Leaders in science are examining the body through the lens of quantum physics. They’ve discovered that we're far more than biochemical machines.
Instead, our cells are senders and receivers of information, controlling our health in ways we never imagined.
In the film, researchers and others who faced health challenges put the science in perspective when they tell their stories.
The family of a young Greek boy with cerebral palsy tries to improve his quality of life through reconnective healing.
A British woman, diagnosed with an inoperable brain tumor, immerses herself in neuro-linguistic programming.
An American woman runs out of options to treat her chronic fatigue syndrome, and as a last resort, begins using an information-based therapy.
All three make remarkable recoveries.
How can we account for these cases, and many others like them?
Modern biochemical medicine has no framework for explaining these events, often dismissing them as spontaneous remissions... or the result of some kind of placebo effect.
But what if we had the scientific basis to not only explain the phenomenon, but the means to deliberately initiate these ‘miracle cures’?
Directors: Anne Linsel and Rainer Hoffman
First Run Features
Pina Bausch, born 1940 in Solingen, Germany, did her dance training at the Folkwang School in Essen under Kurt Jooss, where she achieved technical excellence. Soon after the director of Wuppertal's theatres, Arno Wüstenhöfer, engaged her as choreographer, from autumn 1973, she renamed the ensemble the Tanztheater Wuppertal.
Under this name, although controversial at the beginning, the company gradually achieved international recognition. Its combination of poetic and everyday elements influenced the international development of dance decisively.
Awarded some of the greatest prizes and honours world-wide, Pina Bausch is one of the most significant choreographers of our time.
In 2008, her final project involved selecting 40 teenagers who had never heard her name to be part of her dance piece Contact Zone.
For 10 months, the dancers discover the genius of Bausch (who died in 2009) and their own bodies.
Lolita: Slave to Entertainment
Director: Timothy Michael Gorsky
Available from Green Planet Films
On Mothers Day 2002, Valerie Silidker and Tim Gorski set out to uncover the real life story of Lolita, the worlds oldest performing whale.
Their journey delivered them from Miami Florida to San Juan Island where she was captured three decades ago.

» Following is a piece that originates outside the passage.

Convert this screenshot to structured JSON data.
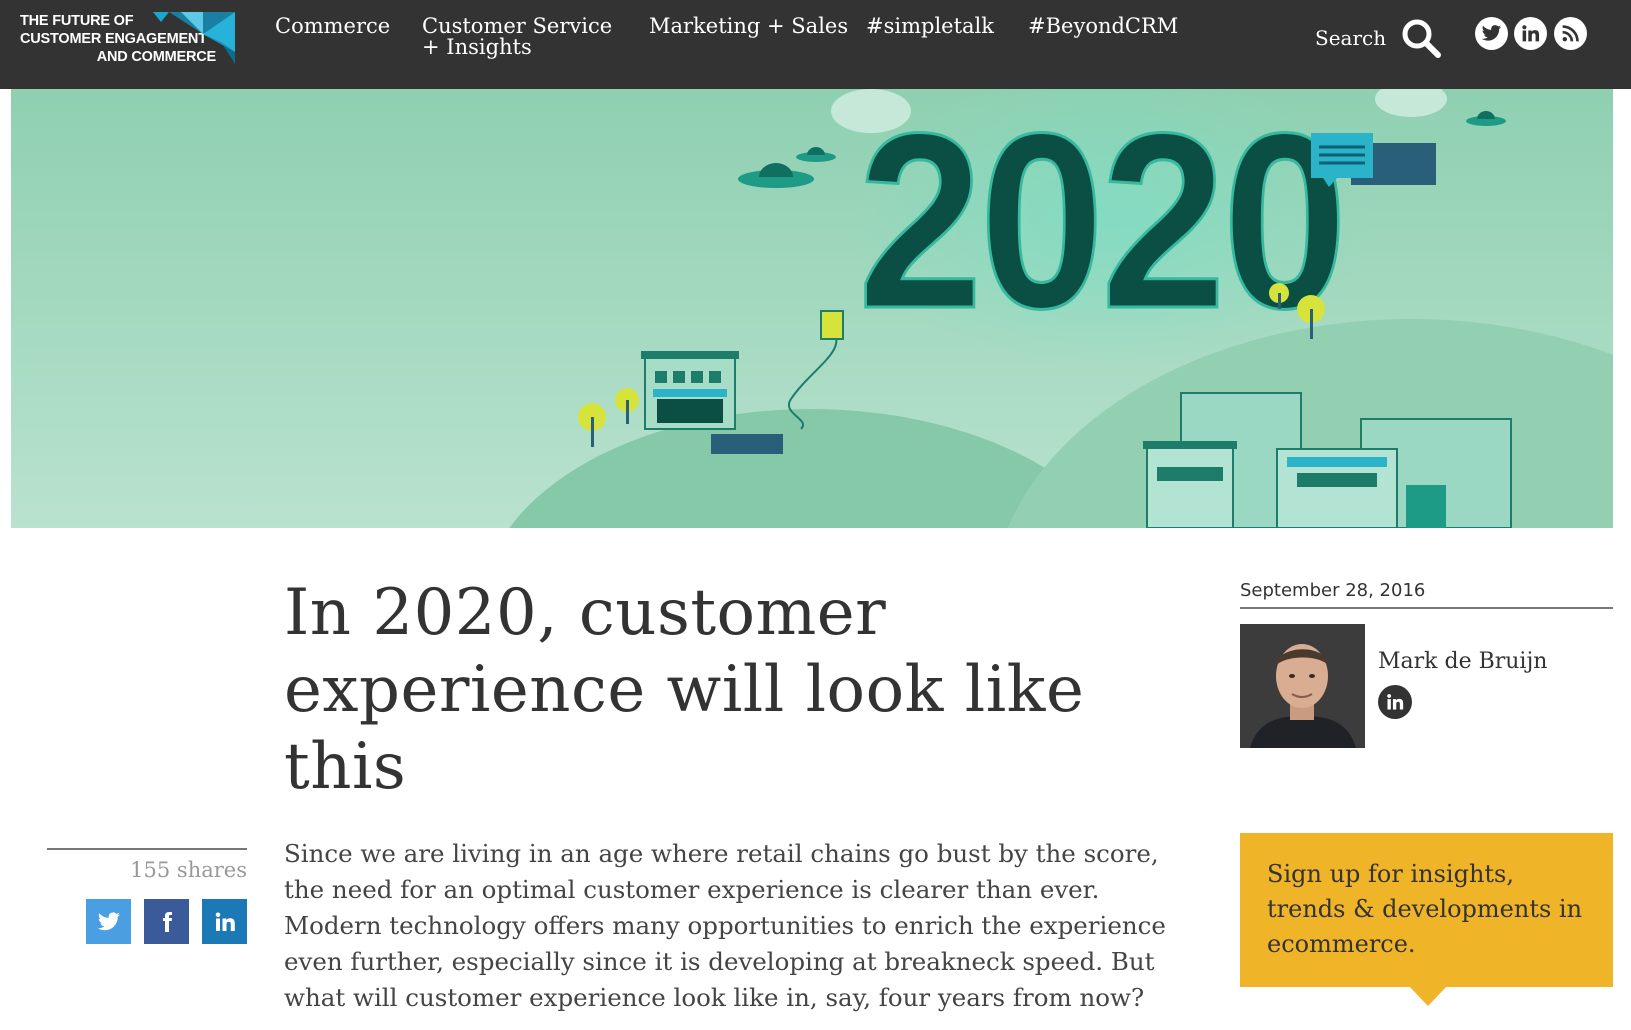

The intimate, heart-rending tale unfolded before them as they unearthed many heavily guarded secrets of the multi-billion dollar Marine Theme Park industry.
Viewers travel with Gorski and Silidker as they visit Lolitas immediate family in the wild and interview the renowned orca biologist Ken Balcomb who wants her back.
A stark reminder of the cruelty inflicted on dolphins and other creatures and why they should not be kept in captivity.
The Power of Emotion
Director: Alexander Kluge
Iconoclast, philosopher, aesthete: Alexander Kluge is all this and more. One of the founding fathers of the New German Cinema, Kluge made a varied and significant impact on the history of cinema.
Combining a series of subtly interconnecting vignettes ranging from staged dramatic pieces, non-fiction footage, archival prints and film excerpts, The Power of Emotion is one of Kluge's most fascinating and philosophical collage films.
Organic and densely layered, Kluge's filmic meditation on the intangible, undeniable and often irrational mechanics of human emotion argues that materiality is the opposite of emotion, and that emotions, by nature, search for a happy ending.
Image: © 1983 Kairos Film, Dr. Alexander Kluge, ZDF.
DVDs selected by Katrina Fox, Editor-in Chief.
For details of where to send review copies, click on the Contact menu.